#### [Activity]
Of the lines below, copy those that hold the word "Devices".

#### [Data excerpts]
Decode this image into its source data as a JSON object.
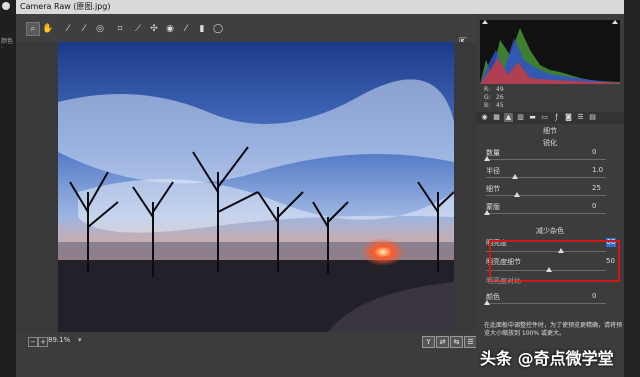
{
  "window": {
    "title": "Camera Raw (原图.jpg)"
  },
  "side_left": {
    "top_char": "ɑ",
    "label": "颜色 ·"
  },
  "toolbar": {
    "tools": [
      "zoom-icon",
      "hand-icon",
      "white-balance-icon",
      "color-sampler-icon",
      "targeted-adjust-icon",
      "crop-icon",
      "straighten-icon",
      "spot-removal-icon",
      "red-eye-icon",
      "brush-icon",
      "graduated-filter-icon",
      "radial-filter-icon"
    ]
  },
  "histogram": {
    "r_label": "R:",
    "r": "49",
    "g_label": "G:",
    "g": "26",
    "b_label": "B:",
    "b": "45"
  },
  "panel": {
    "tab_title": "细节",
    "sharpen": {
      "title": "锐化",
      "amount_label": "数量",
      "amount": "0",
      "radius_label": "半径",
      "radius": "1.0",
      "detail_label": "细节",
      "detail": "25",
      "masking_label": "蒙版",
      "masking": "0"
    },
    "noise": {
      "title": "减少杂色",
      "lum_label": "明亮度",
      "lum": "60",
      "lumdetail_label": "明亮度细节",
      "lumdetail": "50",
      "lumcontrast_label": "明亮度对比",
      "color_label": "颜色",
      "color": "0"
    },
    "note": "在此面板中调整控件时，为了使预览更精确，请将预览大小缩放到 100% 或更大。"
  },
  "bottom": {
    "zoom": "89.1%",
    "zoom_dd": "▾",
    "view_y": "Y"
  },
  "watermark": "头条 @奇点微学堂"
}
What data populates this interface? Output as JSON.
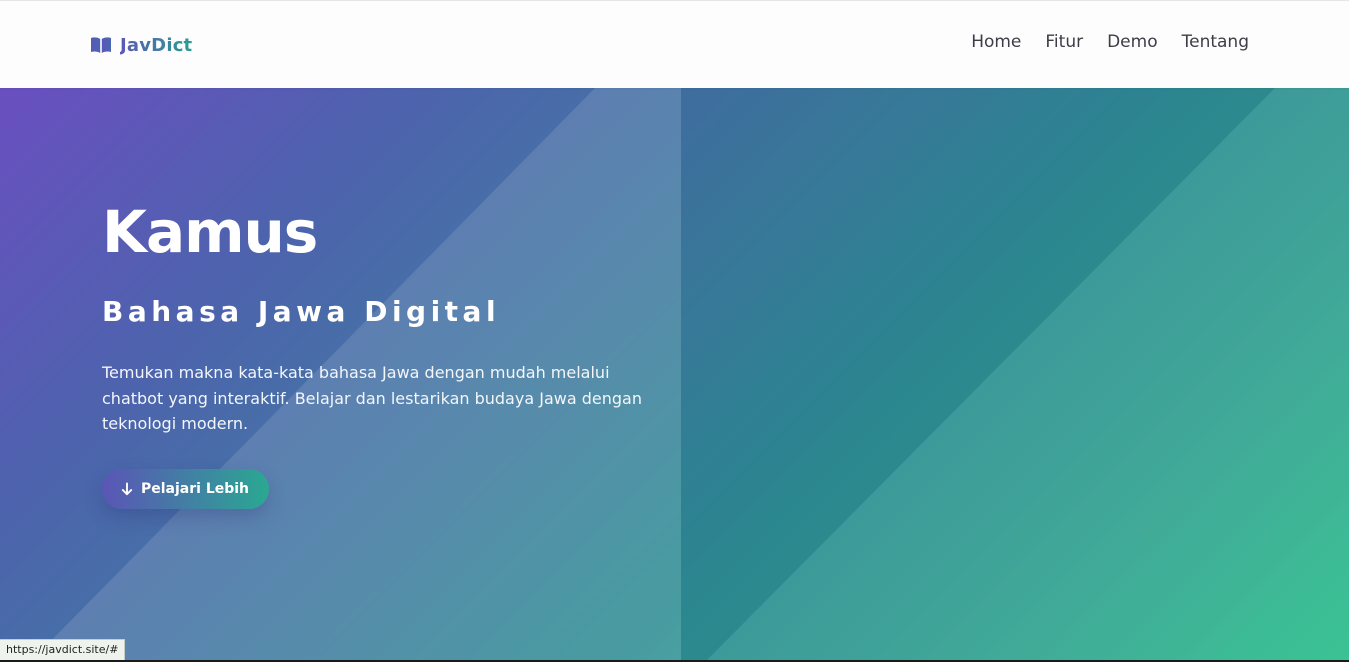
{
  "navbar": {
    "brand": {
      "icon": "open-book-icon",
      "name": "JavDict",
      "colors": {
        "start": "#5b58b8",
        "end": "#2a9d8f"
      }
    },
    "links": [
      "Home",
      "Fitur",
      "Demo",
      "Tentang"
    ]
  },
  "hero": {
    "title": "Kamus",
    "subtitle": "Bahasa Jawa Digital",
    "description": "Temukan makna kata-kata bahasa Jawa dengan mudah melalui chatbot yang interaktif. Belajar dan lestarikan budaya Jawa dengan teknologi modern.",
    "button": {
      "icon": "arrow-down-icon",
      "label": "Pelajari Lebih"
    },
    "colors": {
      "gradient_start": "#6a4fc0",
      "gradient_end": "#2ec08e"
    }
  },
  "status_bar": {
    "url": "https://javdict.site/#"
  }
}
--
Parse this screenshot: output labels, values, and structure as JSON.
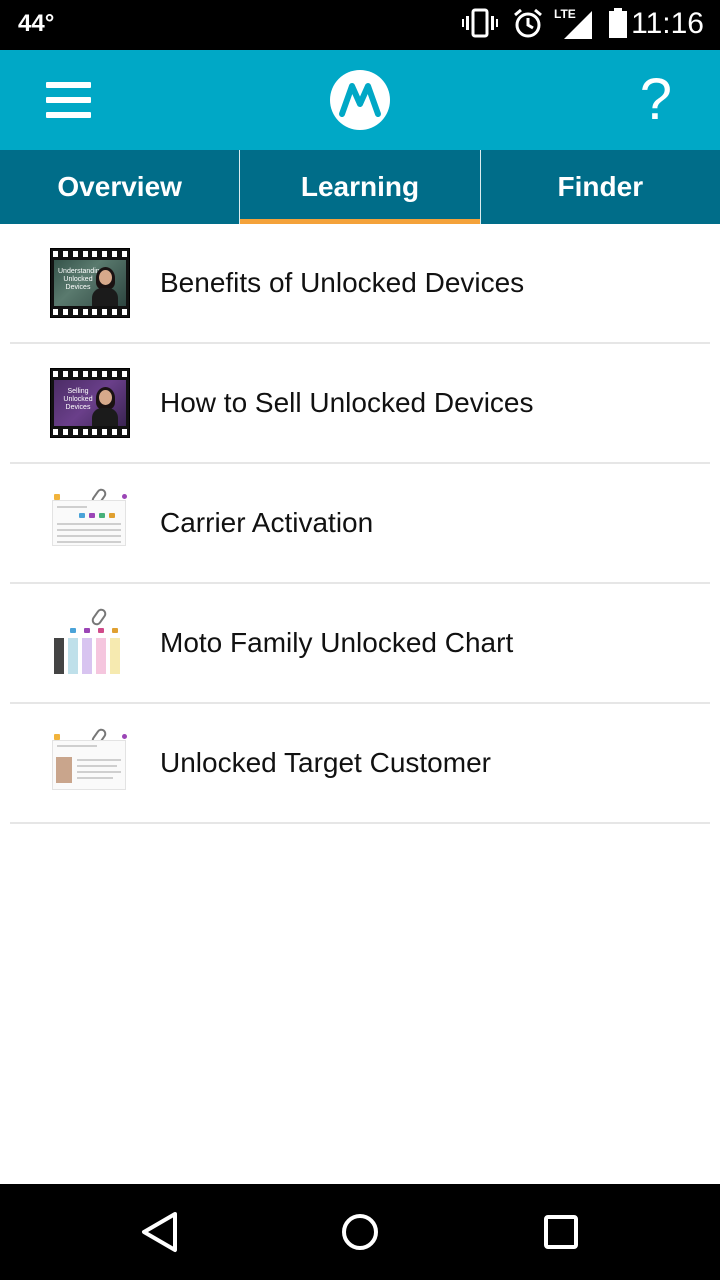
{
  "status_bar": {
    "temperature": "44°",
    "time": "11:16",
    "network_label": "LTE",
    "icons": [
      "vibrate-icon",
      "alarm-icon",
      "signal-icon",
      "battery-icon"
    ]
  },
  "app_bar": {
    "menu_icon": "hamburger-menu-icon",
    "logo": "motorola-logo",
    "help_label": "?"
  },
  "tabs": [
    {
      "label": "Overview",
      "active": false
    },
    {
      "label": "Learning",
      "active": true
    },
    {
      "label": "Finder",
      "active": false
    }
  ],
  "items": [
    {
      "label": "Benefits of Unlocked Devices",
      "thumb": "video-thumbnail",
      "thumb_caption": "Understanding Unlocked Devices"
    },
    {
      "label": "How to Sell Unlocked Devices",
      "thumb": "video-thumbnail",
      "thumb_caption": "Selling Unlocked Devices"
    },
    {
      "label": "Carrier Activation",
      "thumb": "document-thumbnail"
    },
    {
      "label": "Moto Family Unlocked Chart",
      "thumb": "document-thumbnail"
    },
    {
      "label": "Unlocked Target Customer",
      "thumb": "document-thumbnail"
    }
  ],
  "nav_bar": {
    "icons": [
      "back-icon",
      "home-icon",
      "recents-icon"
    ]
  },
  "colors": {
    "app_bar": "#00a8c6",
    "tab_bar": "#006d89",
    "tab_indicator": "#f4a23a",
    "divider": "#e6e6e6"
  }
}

#### [Your solution]
      "label": "Benefits of Unlocked Devices",
      "thumb_caption": "Understanding Unlocked Devices"
      "label": "How to Sell Unlocked Devices",
      "thumb_caption": "Selling Unlocked Devices"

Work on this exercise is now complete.